“The Most Wired recognition is the direct result of the leadership and support for technology exhibited by Elaine Thompson, Ph.D., President and CEO of Lakeland Regional Health Systems,” said Mary Carroll Ford, Senior Vice President and Chief Information Officer. “It is her belief in the power of technology to change clinical outcomes and the support of the Board of Directors to fund this critical initiative that has made this possible,” said Ford.
More important than the Most Wired recognition is the enhanced patient safety and quality enabled through the underlying information technology, notes Ford.
“Clinicians caring for patients at LRMC now have real-time access to the medical records, clinical indicators and other critical data that can literally save lives through informed decision making,” said J. Scott Swygert, M.D., Chief Quality Officer and Chief Medical Information Officer for Lakeland Regional Health Systems.
Some examples of advanced HIT initiatives at LRMC include:
- Electronic Health Records, fully implemented at LRMC in June of 2012, means rather than tracking down the traditional paper copy of patient’s medical record, physicians and nurses now have immediate access to virtually all clinical results and documentation for their patients.
- Computerized Physician Order Entry, speeds diagnostic test orders and prescriptions directly to the appropriate clinical area for processing. All orders at LRMC are now placed electronically resulting in: improved accuracy of entries; better clinical decisions being made based on electronically accessible, evidence-based best practices and protocols; and immediate access to all patient records for other clinicians involved in that patient’s active care. Caregivers also receive critical alerts when new clinical results are posted.
- A Positive Patient Identification system uses barcode technology to validate the patient and the medication before delivery in order to eliminate errors and ensure the right patient gets the right medication at the right time.
- A Campus-wide Wireless Network means that clinicians can access patient records via secure remote access at any place within LRMC, and can use virtually any wireless device. In addition, patients and families have convenient internet access during their stay to remain in touch with others.
- A Health Information Exchange acts as a means to securely share patient-authorized electronic health information via a “digital highway” allowing physicians to obtain needed medical findings across various locations of care, e.g., hospital and the physician’s office. For instance, participating primary care physicians in the community receive an electronic notification that one of their patients was seen in the LRMC Emergency Department. Sharing clinical information across locations also reduces duplication of tests and helps coordinate patient care.

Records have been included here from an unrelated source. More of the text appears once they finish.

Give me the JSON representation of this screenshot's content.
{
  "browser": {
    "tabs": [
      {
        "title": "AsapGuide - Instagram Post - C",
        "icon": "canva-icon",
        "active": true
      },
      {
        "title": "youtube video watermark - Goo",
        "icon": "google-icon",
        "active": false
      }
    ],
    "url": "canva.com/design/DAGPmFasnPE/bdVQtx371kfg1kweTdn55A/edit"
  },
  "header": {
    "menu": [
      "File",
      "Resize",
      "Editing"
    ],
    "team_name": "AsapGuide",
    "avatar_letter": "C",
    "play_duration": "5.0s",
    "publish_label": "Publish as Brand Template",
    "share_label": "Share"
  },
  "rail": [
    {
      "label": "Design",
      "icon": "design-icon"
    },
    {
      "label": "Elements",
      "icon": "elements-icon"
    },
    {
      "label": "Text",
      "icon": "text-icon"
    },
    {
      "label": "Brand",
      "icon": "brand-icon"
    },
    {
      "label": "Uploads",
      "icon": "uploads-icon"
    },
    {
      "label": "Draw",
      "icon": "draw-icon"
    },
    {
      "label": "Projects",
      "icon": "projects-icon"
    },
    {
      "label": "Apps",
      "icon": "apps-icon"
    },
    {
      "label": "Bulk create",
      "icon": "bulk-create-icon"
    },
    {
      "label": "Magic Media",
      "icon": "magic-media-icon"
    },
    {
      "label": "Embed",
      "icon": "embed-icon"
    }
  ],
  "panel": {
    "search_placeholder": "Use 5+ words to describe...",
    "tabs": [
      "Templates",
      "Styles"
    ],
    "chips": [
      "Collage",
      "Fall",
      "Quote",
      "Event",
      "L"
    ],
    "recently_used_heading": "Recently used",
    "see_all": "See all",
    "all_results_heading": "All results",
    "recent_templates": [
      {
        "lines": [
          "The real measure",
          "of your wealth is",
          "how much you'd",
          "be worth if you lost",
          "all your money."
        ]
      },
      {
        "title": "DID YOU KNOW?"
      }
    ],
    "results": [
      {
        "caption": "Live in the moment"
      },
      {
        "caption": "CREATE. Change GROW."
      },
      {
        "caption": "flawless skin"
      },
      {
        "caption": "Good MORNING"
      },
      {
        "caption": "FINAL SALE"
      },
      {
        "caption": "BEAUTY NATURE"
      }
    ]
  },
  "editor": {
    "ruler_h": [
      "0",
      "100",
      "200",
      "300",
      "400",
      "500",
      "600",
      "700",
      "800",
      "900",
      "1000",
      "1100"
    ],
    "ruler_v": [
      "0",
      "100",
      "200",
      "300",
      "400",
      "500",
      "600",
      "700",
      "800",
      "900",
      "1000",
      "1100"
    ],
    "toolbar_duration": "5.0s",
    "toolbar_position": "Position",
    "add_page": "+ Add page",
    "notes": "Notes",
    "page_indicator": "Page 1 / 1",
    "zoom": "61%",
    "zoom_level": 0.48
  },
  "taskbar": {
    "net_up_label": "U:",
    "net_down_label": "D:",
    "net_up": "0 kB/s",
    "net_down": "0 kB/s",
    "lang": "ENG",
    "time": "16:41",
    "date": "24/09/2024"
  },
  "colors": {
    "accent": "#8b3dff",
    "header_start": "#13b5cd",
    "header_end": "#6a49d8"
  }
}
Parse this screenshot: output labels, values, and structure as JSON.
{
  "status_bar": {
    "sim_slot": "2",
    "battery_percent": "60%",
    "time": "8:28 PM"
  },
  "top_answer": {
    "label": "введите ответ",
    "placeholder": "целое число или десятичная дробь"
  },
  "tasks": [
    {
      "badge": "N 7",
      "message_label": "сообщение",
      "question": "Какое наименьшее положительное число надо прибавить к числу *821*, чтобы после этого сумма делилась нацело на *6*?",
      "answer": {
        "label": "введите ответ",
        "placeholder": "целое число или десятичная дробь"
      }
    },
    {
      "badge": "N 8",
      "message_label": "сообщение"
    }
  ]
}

“This year’s Most Wired organizations exemplify progress through innovation,” said Rich Umbdenstock, president and CEO of the AHA. “The hospital field can learn from these outstanding organizations ways that IT can help to improve efficiency.” The AHA, which includes nearly 5,000 member hospitals, is a not-for-profit association of healthcare provider organizations and individuals that are committed to the health improvement of their communities.